# P.E.R.T. method

In the P.E.R.T. method, the vertices aren't the tasks anymore, they are the states of our project. When you're doing a task, you're moving your project in another state. A task that needs other tasks, will now be depending on the state of the project where the do tasks got tackled.

- we got nodes like 1, 2, 3, ... that are the states of our project (1 may not be before 2)
- they have properties
- early start time
- last start time
- free margin (optional)
- total margin (optional)

- we have a node START
- we have a node END

From one state of your project (START), you may do some tasks like A and B. In P.E.R.T., this is 2 states (1 and 2), and on each edge ($START \to 1$, and $START \to 2$), we will put

- the name of the task
- the cost of the task

But, if the task "C" is dependent on "A" and "B", this is the same as being dependent on state 1 and state 2. What we do is adding a directed dotted arrow $1 \to 2$ (or $2 \to 1$) with the duration $0$. Then we start the edge with $C(cost)$ from $1$ (resp. $2$, up to the one you picked) giving us $2 \to 3$ (resp. $1 \to 3$).
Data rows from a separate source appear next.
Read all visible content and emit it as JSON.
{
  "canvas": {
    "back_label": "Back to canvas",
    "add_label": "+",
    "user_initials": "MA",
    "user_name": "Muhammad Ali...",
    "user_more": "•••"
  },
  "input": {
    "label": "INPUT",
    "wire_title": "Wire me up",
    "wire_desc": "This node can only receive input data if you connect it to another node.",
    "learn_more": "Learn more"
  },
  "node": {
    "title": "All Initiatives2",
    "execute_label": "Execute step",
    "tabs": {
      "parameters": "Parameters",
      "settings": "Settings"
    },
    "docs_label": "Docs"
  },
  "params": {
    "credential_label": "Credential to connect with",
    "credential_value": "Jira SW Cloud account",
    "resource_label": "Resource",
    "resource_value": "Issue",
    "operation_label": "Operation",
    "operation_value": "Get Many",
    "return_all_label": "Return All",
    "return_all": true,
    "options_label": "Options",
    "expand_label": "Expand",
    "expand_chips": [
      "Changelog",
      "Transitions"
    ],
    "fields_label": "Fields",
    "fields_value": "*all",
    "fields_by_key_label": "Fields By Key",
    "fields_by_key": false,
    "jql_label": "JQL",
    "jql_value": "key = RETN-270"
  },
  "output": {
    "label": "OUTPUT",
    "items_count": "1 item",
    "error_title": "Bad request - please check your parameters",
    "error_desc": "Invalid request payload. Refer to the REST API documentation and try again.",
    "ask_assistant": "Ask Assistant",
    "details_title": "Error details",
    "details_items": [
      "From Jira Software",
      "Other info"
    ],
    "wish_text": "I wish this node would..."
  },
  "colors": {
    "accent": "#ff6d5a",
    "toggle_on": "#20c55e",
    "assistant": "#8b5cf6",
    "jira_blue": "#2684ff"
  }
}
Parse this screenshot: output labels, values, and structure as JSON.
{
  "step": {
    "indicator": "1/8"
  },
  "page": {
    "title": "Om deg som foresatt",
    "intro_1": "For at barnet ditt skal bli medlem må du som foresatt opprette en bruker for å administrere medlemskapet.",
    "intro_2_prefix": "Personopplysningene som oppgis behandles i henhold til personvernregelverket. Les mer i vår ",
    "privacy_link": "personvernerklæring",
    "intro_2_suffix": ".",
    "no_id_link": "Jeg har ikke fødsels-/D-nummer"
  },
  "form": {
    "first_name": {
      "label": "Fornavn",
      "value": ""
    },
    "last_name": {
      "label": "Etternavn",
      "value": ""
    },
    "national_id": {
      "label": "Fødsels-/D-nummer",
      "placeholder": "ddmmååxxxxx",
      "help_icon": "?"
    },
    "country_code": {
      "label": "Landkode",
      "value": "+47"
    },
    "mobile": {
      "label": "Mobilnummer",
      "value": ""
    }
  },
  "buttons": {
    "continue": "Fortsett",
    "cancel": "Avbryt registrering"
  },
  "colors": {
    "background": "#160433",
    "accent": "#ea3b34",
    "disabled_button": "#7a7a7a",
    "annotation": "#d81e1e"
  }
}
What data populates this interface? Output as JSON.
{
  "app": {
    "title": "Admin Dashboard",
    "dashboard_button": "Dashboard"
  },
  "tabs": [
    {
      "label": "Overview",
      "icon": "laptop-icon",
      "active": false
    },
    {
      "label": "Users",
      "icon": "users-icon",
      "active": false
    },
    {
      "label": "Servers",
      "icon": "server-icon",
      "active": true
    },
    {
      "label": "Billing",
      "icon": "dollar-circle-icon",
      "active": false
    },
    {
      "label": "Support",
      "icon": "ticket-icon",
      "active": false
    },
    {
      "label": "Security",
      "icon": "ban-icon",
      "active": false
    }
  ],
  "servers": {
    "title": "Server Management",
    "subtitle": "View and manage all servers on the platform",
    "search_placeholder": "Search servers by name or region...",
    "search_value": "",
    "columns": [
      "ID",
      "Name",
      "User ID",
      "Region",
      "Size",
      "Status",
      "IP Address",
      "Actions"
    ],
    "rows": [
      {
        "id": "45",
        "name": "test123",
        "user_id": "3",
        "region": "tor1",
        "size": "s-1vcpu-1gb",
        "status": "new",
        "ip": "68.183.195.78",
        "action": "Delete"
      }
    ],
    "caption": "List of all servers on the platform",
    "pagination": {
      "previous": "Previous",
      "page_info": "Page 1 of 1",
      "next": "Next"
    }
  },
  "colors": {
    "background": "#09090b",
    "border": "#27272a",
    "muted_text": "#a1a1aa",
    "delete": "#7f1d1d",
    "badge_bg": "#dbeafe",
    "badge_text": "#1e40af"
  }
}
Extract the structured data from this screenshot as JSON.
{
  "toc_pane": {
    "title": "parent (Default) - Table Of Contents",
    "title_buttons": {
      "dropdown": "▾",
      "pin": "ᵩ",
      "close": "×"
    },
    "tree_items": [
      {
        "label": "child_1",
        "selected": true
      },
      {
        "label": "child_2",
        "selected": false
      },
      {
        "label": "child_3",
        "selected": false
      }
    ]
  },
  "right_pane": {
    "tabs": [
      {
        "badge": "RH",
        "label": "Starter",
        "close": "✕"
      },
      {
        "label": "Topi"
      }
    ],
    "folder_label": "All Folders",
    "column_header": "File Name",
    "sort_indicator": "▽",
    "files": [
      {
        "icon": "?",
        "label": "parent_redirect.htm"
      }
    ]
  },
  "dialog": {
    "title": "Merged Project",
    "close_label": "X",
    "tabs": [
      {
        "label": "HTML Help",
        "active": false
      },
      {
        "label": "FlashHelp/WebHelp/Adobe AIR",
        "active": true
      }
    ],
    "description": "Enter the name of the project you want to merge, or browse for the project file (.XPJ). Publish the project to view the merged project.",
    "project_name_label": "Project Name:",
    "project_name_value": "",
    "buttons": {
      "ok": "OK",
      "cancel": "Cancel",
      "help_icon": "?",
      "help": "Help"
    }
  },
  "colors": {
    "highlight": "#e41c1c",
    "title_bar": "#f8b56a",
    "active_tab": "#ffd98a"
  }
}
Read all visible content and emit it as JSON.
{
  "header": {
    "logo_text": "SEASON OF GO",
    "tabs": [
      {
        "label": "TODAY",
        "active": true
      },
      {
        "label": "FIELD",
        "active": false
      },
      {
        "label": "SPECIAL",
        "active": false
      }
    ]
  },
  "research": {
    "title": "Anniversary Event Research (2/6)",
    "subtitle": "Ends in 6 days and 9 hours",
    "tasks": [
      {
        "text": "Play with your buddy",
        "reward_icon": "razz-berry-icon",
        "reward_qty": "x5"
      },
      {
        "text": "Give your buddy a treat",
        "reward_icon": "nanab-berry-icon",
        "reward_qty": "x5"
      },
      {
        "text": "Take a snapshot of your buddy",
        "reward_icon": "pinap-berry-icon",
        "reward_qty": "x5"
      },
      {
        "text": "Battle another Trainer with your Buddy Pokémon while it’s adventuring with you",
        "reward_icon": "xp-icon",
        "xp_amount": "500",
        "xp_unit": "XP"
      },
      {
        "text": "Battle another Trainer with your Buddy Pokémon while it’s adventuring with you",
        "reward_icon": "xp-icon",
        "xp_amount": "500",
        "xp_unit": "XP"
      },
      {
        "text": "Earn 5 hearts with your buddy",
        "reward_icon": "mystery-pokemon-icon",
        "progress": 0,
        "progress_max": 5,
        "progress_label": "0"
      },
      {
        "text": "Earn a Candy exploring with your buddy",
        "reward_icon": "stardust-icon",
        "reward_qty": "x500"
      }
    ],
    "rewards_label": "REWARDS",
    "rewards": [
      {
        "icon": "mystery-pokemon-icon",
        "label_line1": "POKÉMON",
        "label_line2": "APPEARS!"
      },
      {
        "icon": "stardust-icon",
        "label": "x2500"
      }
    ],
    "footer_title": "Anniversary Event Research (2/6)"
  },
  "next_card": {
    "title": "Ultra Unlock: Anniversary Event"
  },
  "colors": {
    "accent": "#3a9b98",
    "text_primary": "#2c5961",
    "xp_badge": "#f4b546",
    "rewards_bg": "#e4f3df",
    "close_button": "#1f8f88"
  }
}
**Note**: You may have some cases of **redundancy** like C is dependent on A, and D is dependent on C and A. You must remove $A \to D$ because we got it by transitivity since we have $A \to C \to D$.

## Example

This is a specifications' table, but the words are in French. Nothing complicated, you got the task ID (A, B, ...), the task full name, the duration (=cost), and the dependencies.

And the resulting P.E.R.T diagram is

**Explanations (dependencies)**

- Starting from Start
- The first task is $A(30)$ (since no previous tasks, cost=30)
- So we move to "1" with $A(30)$
- Then B, C, and I are
**only**dependent on A, we are making their states like for "1". - since D is dependent on A and C, and C is dependent on A, then we are making D dependent on state 3
- since we are entering state 10 with $I$ and state 9 is dependent (for $J$) from $I$, we are using a directed dotted arrow
- ...

Note: we removed (A, F), (A, D), (C, F) because of redundancy.

**Explanations (early/last start)**

- Start's early start value is always 0
- 1's early state is $0 + 30$ (previous + A cost)
- 6's early state is $38 + 4$ (previous 38 + D cost)
- ...

As for the last start, once we did all the early_start value, starting from the End

- End's last_start value is always the same as its early_start value
- 9's last_start is $85-6=79$ (End's last_start minus J cost)
- 3's last_start is $min(45-7, 45-4)=38$ (4's last_start minus E cost, and resp. 5's and D)
- ...

**Explanations (free/total margin)**

- The total margin is $\text{last_start-early_start}$
- 9's total margin is simply $79-69=10$
- 10's total margin is simply $79-37=42$
- ...

As for the free margin

- we are trying to get a total margin without changing the next early_date
- 9's free margin is $x + 69 + 6 \le 85 \Leftrightarrow x=10$
- 10's free margin is $x + 37 + 0 \le 69 \Leftrightarrow x=32$
- 5's free margin is $x + 42 + 0 \le 45 \Leftrightarrow x=3$
- ...

**Explanations (note)**

The critical path is $(Start, A, C, E, F, G, End)$.